A rubber plantation of the Salala Rubber Corporation in Liberia.
On 27 March the Bolloré Group lost on appeal its defamation case against France Télévisions. Bolloré had sued the media company after it aired a documentary in 2016 about Vincent Bolloré, one of the group’s main shareholders and one of France’s richest and best known businessmen.
Bolloré and Belgian businessman Hubert Fabri control SOCFIN, a major palm oil, natural rubber and seed producer headquartered in Luxembourg. SOCFIN holds thousands of hectares of plantations in Africa and Asia.
The documentary revealed poor working conditions and child labour at Socapalm, a SOCFIN palm oil subsidiary in Cameroon. Journalists had raised concerns that the lawsuit had the aim of silencing criticism of corporate behaviour.
The Paris court ordered Bolloré to pay €10,000 in damages to the television company for initiating abusive proceedings.
In February . SOCFIN has stated that it respects human rights and these countries’ laws and that it “has a zero tolerance to using force or corrupt means to influence people’s right to express themselves.”

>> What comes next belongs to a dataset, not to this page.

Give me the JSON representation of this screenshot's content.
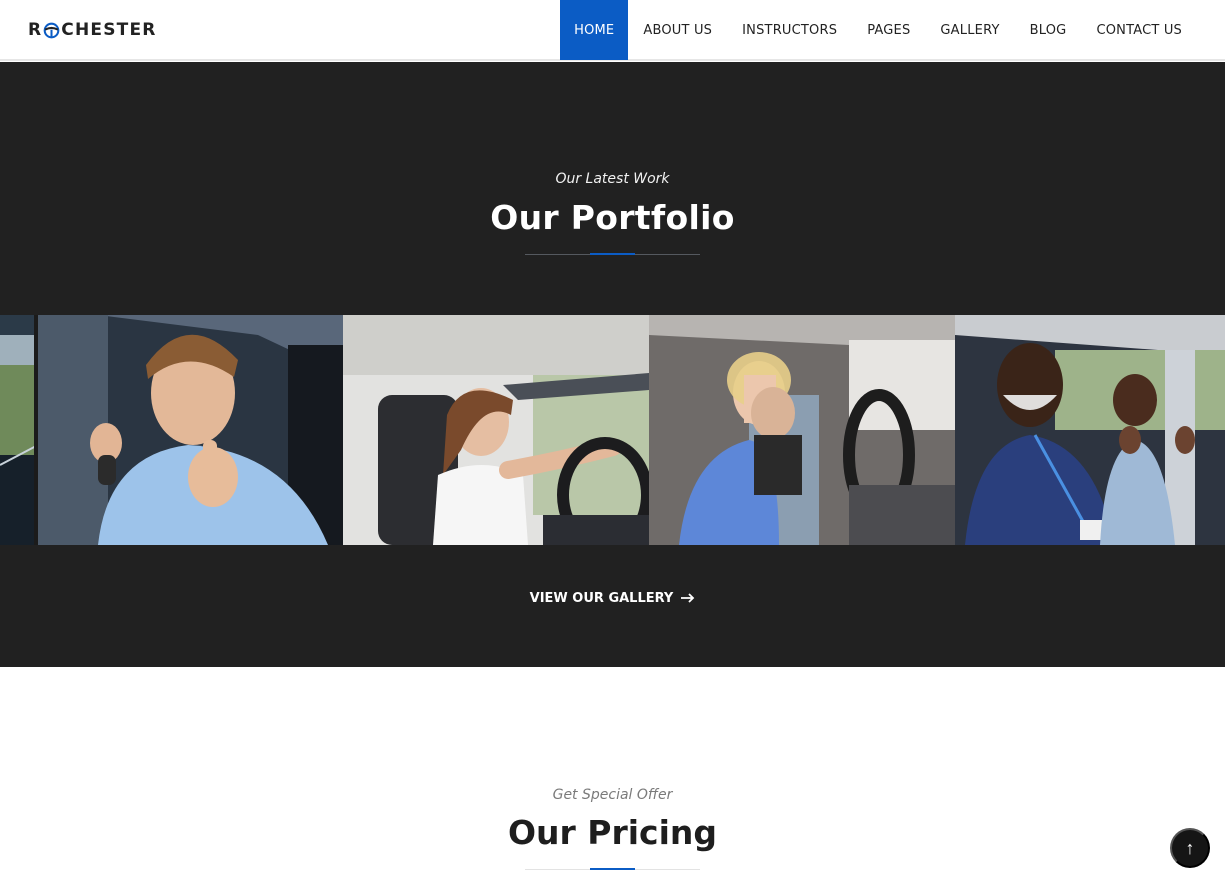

In Cameroon, SOCFIN’s subsidiaries Socapalm and Safacam have been . SOCFIN has denied any wrongdoing and called these accusations unjust and false.
In September 2018, the forest and rights NGO SOCFIN said it has no authority to prevent villagers from pressing their own palm oil or accessing their crops, and that the land has been legally leased to the company by the state.
SOCFIN has made numerous commitments to greater transparency, respect for human rights and responsible management across its plantations. Following the court decision, Fern stated that “the case underscores, again, the limits of voluntary social and environmental commitments” made by large corporations.
The organisation emphasised that “an EU action plan addressing deforestation and community rights is needed, including a regulation mandating company due diligence on human rights and environmental harm”.